(ACTIVITY): What lines in the entries below contain the word "ICEA"? Copy all of them.

(WORKING DATA):
□ □ □
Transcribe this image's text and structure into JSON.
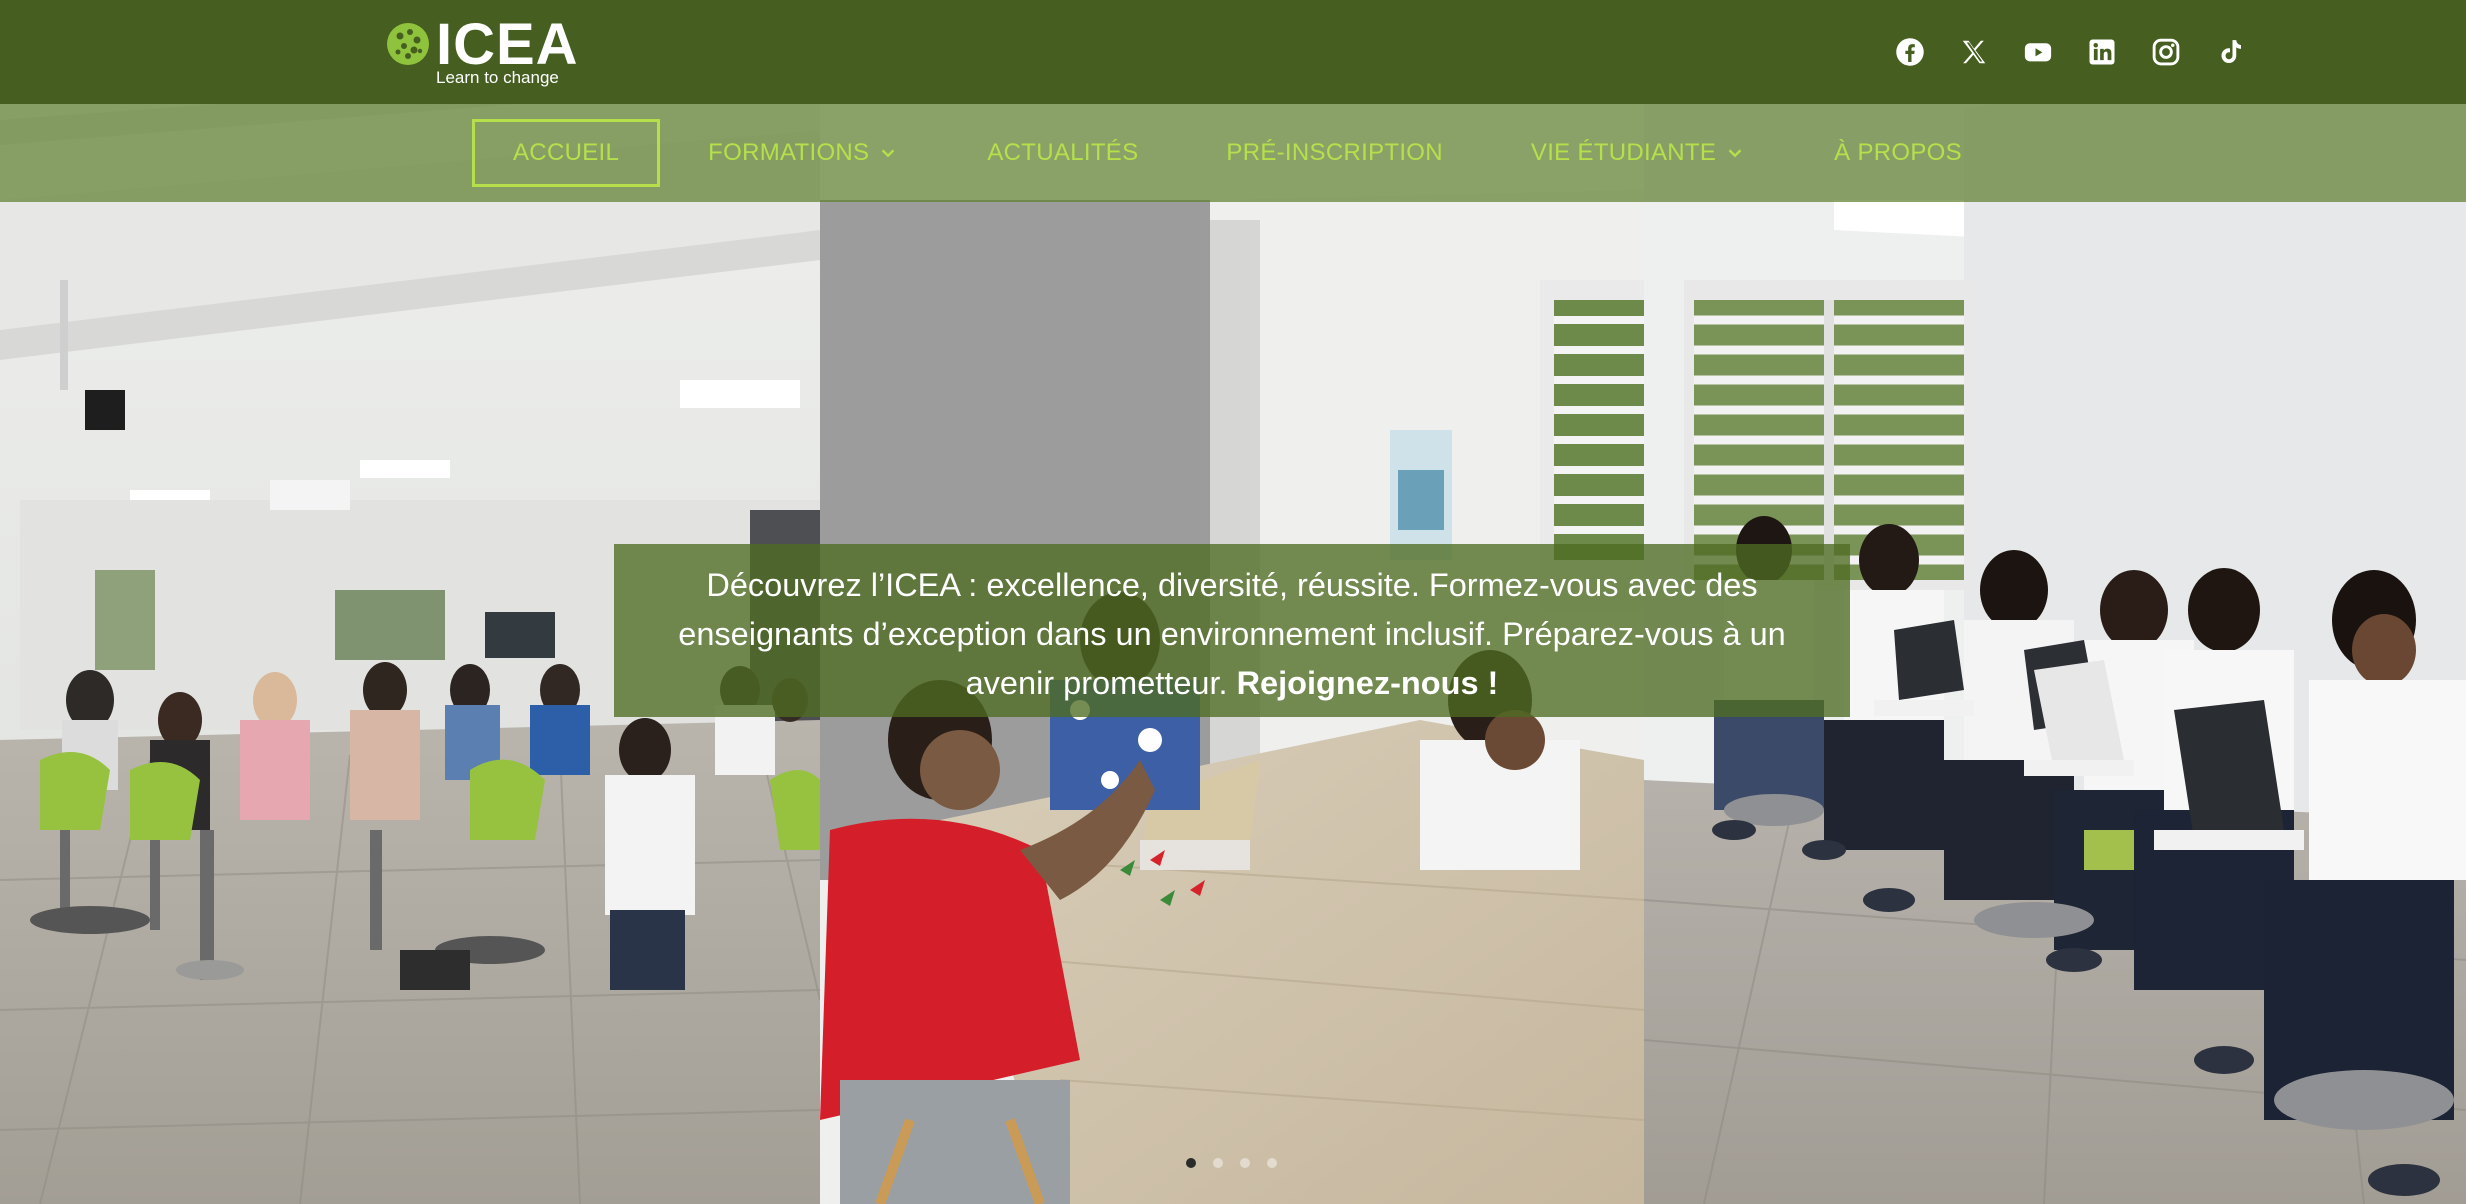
{
  "header": {
    "logo": {
      "word": "ICEA",
      "tagline": "Learn to change"
    },
    "socials": [
      {
        "icon": "facebook-icon"
      },
      {
        "icon": "x-icon"
      },
      {
        "icon": "youtube-icon"
      },
      {
        "icon": "linkedin-icon"
      },
      {
        "icon": "instagram-icon"
      },
      {
        "icon": "tiktok-icon"
      }
    ]
  },
  "nav": {
    "items": [
      {
        "label": "ACCUEIL",
        "active": true
      },
      {
        "label": "FORMATIONS",
        "dropdown": true
      },
      {
        "label": "ACTUALITÉS"
      },
      {
        "label": "PRÉ-INSCRIPTION"
      },
      {
        "label": "VIE ÉTUDIANTE",
        "dropdown": true
      },
      {
        "label": "À PROPOS"
      }
    ]
  },
  "hero": {
    "text": "Découvrez l’ICEA : excellence, diversité, réussite. Formez-vous avec des enseignants d’exception dans un environnement inclusif. Préparez-vous à un avenir prometteur.",
    "cta": "Rejoignez-nous !",
    "slides_total": 4,
    "active_slide": 1
  },
  "colors": {
    "header_bg": "#465f21",
    "nav_text": "#b5e04c",
    "accent": "#b5e04c",
    "white": "#ffffff"
  }
}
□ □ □
(TASK RESULT):
      "word": "ICEA",
    "text": "Découvrez l’ICEA : excellence, diversité, réussite. Formez-vous avec des enseignants d’exception dans un environnement inclusif. Préparez-vous à un avenir prometteur.",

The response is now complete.